==References==
 
<small><references/></small>
 
<small><references/></small>

Revision as of 19:35, 21 April 2011

Battle of Old Church
Matadequin Creek
Began:

May 30, 1864

Ended:

Same day

Location:

Hanover County, Virginia

Theater:

Eastern Theater

Campaign:

Grant's Overland Campaign

Outcome:

Union victory

33 star flag.png
Combatants
Conf Navy Jack.png
Commanders

Alfred Torbert
Brigadier General, USA

Matthew C. Butler
Brigadier General, CSA

Strength

2,000

Casualties

90

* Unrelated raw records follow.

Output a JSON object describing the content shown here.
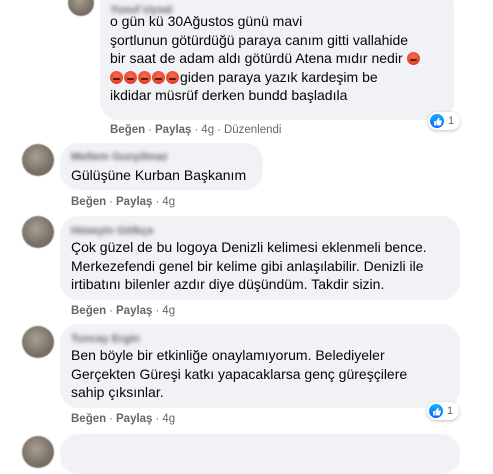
{
  "comments": [
    {
      "author": "Yusuf Uysal",
      "lines": [
        "o gün kü 30Ağustos günü mavi",
        "şortlunun götürdüğü paraya canım gitti vallahide",
        "bir saat de adam aldı götürdü Atena mıdır nedir",
        "giden paraya yazık kardeşim be",
        "ikdidar müsrüf derken bundd başladıla"
      ],
      "like": "Beğen",
      "reply": "Paylaş",
      "time": "4g",
      "edited": "Düzenlendi",
      "reactions": "1"
    },
    {
      "author": "Meltem Gunyilmaz",
      "text": "Gülüşüne Kurban Başkanım",
      "like": "Beğen",
      "reply": "Paylaş",
      "time": "4g"
    },
    {
      "author": "Hüseyin Gölkçe",
      "lines": [
        "Çok güzel de bu logoya Denizli kelimesi eklenmeli bence.",
        "Merkezefendi genel bir kelime gibi anlaşılabilir. Denizli ile",
        "irtibatını bilenler azdır diye düşündüm. Takdir sizin."
      ],
      "like": "Beğen",
      "reply": "Paylaş",
      "time": "4g"
    },
    {
      "author": "Tuncay Ergin",
      "lines": [
        "Ben böyle bir etkinliğe onaylamıyorum. Belediyeler",
        "Gerçekten Güreşi katkı yapacaklarsa genç güreşçilere",
        "sahip çıksınlar."
      ],
      "like": "Beğen",
      "reply": "Paylaş",
      "time": "4g",
      "reactions": "1"
    }
  ],
  "emoji_name": "angry-emoji",
  "accent": "#1877f2"
}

188

  

The Battle of Old Church was a cavalry battle fought on May 30, 1864 several miles east of Mechanicsville, Virginia near the banks of Matadequin Creek. With Lieutenant General Ulysses S. Grant's Overland Campaign stalled along the Totopotomoy Creek line, Federal cavalry began probing east and south looking for weakness along the flanks. On May 30, a division under Brigadier General Alfred Torbert attacked and defeated a Confederate brigade near Old Church, driving Brigadier General Matthew Butler's troopers south towards Cold Harbor. The Battle of Old Church, though relatively minor, lead the way to the bloody Battle of Cold Harbor the following day.

Prelude

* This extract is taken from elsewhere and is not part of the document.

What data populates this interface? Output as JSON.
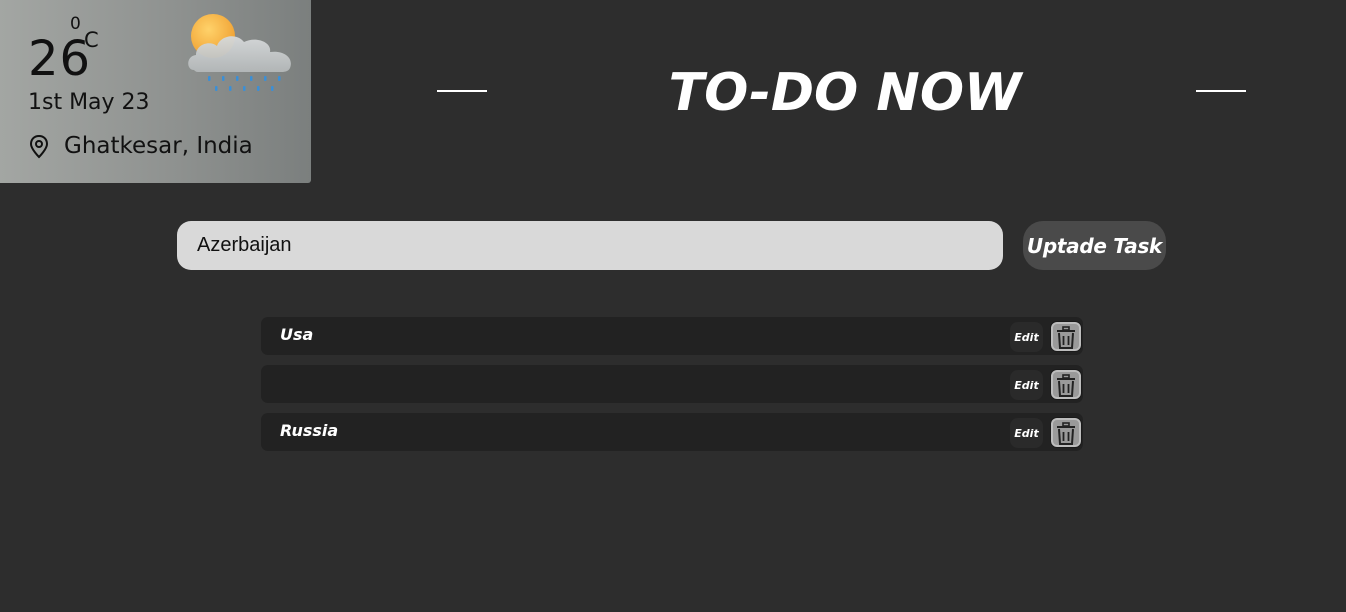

Grant began his campaign against Confederate General Robert E. Lee earlier in the month at the Wilderness, and for the next several weeks both the Army of the Potomac and Lee's Army of Northern Virginia slowly made their way south, Grant continually using flanking maneuvers to try to get around Lee. Late in May the infantry of both armies were stalemated during the Battle of Totopotomoy Creek just east of Richmond. On the left flank near the old Haw's Shop battlefield stood the commander of V Corps, Major General Gouverneur K. Warren, who was concerned that an unprotected road network through which supplies and reinforcements would pass could fall into the hands of the rebels. Messages sent to cavalry commander Major General Philip H. Sheridan requesting assistance and support were originally ignored, in part due to heated personal issues between the two men. As the situation became more urgent, Sheridan agreed to send Torbert's cavalry division to screen the roads near Old Church Tavern.

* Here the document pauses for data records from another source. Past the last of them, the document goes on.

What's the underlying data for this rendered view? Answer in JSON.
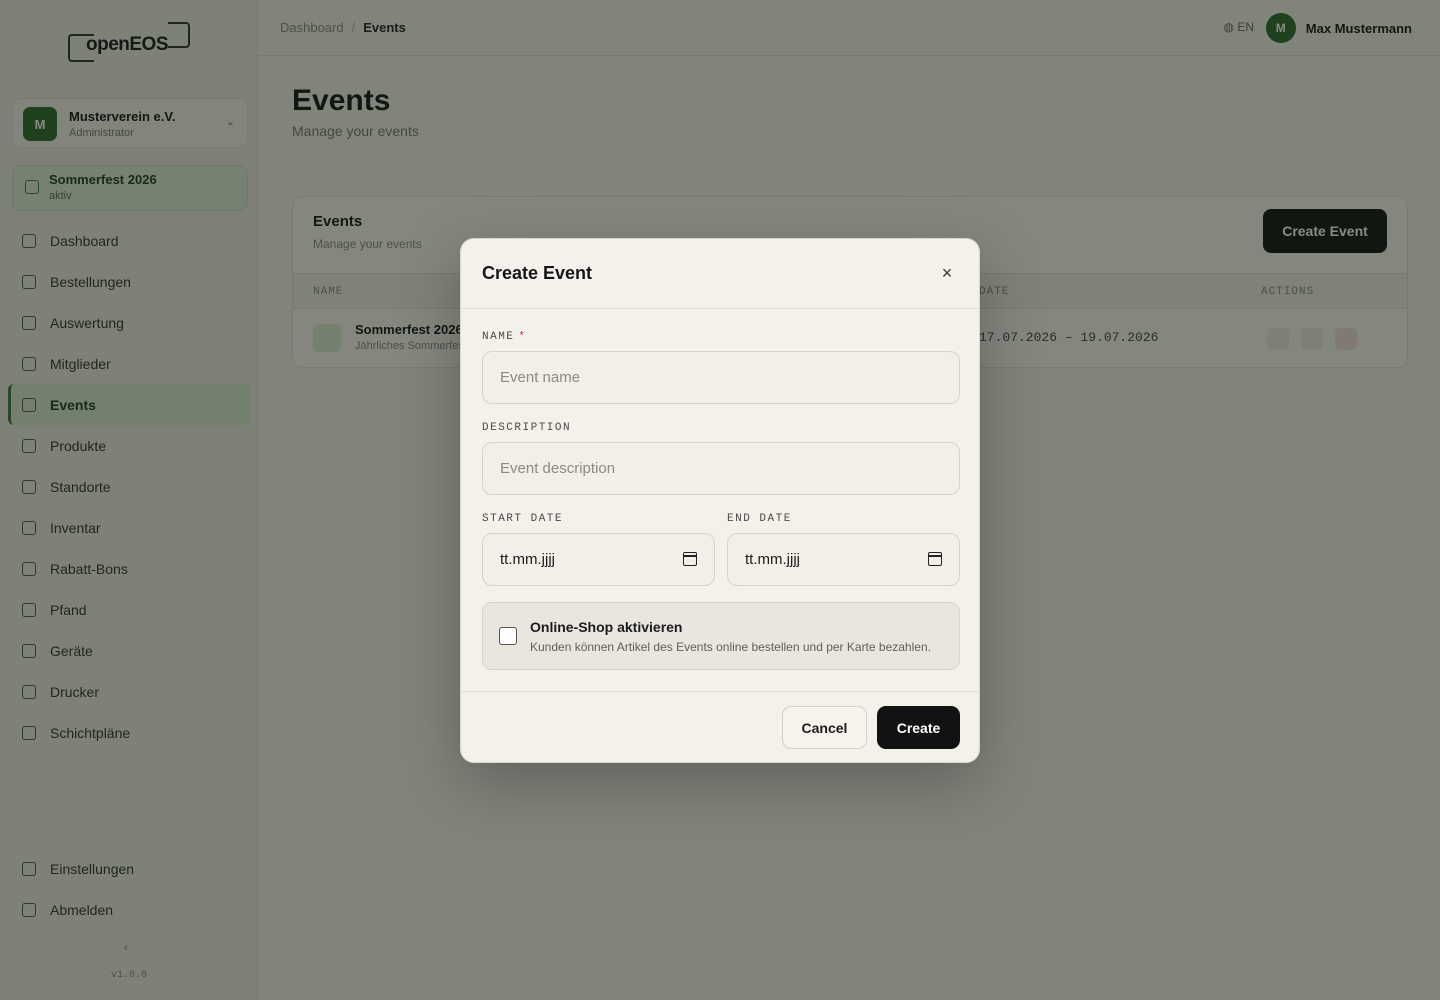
{
  "sidebar": {
    "logo_text": "openEOS",
    "org": {
      "avatar": "M",
      "name": "Musterverein e.V.",
      "sub": "Administrator"
    },
    "current_event": {
      "name": "Sommerfest 2026",
      "sub": "aktiv"
    },
    "items": [
      {
        "label": "Dashboard",
        "icon": "dashboard-icon"
      },
      {
        "label": "Bestellungen",
        "icon": "orders-icon"
      },
      {
        "label": "Auswertung",
        "icon": "chart-icon"
      },
      {
        "label": "Mitglieder",
        "icon": "users-icon"
      },
      {
        "label": "Events",
        "icon": "calendar-icon",
        "active": true
      },
      {
        "label": "Produkte",
        "icon": "box-icon"
      },
      {
        "label": "Standorte",
        "icon": "location-icon"
      },
      {
        "label": "Inventar",
        "icon": "inventory-icon"
      },
      {
        "label": "Rabatt-Bons",
        "icon": "tag-icon"
      },
      {
        "label": "Pfand",
        "icon": "deposit-icon"
      },
      {
        "label": "Geräte",
        "icon": "device-icon"
      },
      {
        "label": "Drucker",
        "icon": "printer-icon"
      },
      {
        "label": "Schichtpläne",
        "icon": "schedule-icon"
      }
    ],
    "bottom_items": [
      {
        "label": "Einstellungen",
        "icon": "gear-icon"
      },
      {
        "label": "Abmelden",
        "icon": "logout-icon"
      }
    ],
    "collapse_glyph": "‹",
    "version": "v1.0.0"
  },
  "topbar": {
    "breadcrumb_root": "Dashboard",
    "breadcrumb_sep": "/",
    "breadcrumb_current": "Events",
    "language": "EN",
    "user_initial": "M",
    "user_name": "Max Mustermann"
  },
  "page": {
    "title": "Events",
    "subtitle": "Manage your events",
    "panel_title": "Events",
    "panel_subtitle": "Manage your events",
    "create_button": "Create Event",
    "table_headers": [
      "NAME",
      "DATE",
      "ACTIONS"
    ],
    "rows": [
      {
        "name": "Sommerfest 2026",
        "description": "Jährliches Sommerfest",
        "dates": "17.07.2026 – 19.07.2026"
      }
    ]
  },
  "dialog": {
    "title": "Create Event",
    "close_glyph": "×",
    "name_label": "NAME",
    "required_mark": "*",
    "name_placeholder": "Event name",
    "description_label": "DESCRIPTION",
    "description_placeholder": "Event description",
    "start_label": "START DATE",
    "start_value": "tt.mm.jjjj",
    "end_label": "END DATE",
    "end_value": "tt.mm.jjjj",
    "shop_title": "Online-Shop aktivieren",
    "shop_description": "Kunden können Artikel des Events online bestellen und per Karte bezahlen.",
    "shop_checked": false,
    "cancel_label": "Cancel",
    "create_label": "Create"
  }
}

Responsibility for the roads was delegated to a brigade under the command of Colonel Thomas C. Devin. Unfortunately, the orders he received were, he assumed, to patrol the Bottoms Bridge Road south towards Old Cold Harbor, rather than to screen the Old Church Road towards the west. Reaching Matadequin Creek, Devin set his brigade in a defensive position, while he sent a unit from the 17th Pennsylvania Cavalry across the creek towards the Barker Farm.

Lee was also concerned about the roads on his right flank, for different reasons. If Grant could outmaneuver him, Lee would be faced with the fall of Richmond; he subsequently ordered Brigadier General Matthew Butler to screen the Cold Harbor roads and see whether or not there was a threat to his flank. Butler's brigade departed Mechanicsville on the morning of May 30th, reaching the Barker Farm early that afternoon.

Battle begins

Elements of both sides soon collided; the Confederates deployed in a skirmish line, quickly forcing the Union troopers back towards the creek. This small victory was momentary; Col. Devin quickly sent in more men from the 17th Pennsylvania, pushing back at the Confederates until they once more controlled the Barker Farm. As with the Confederates, this Union victory did not last long, for at 3 PM Butler sent in his main body of troopers, which rolled over the Union pickets and threatened to cross Matadequin Creek against the remainder of Devin's brigade; a well-coordinated delaying action by the Pennsylvanians prevented Butler from doing so.


References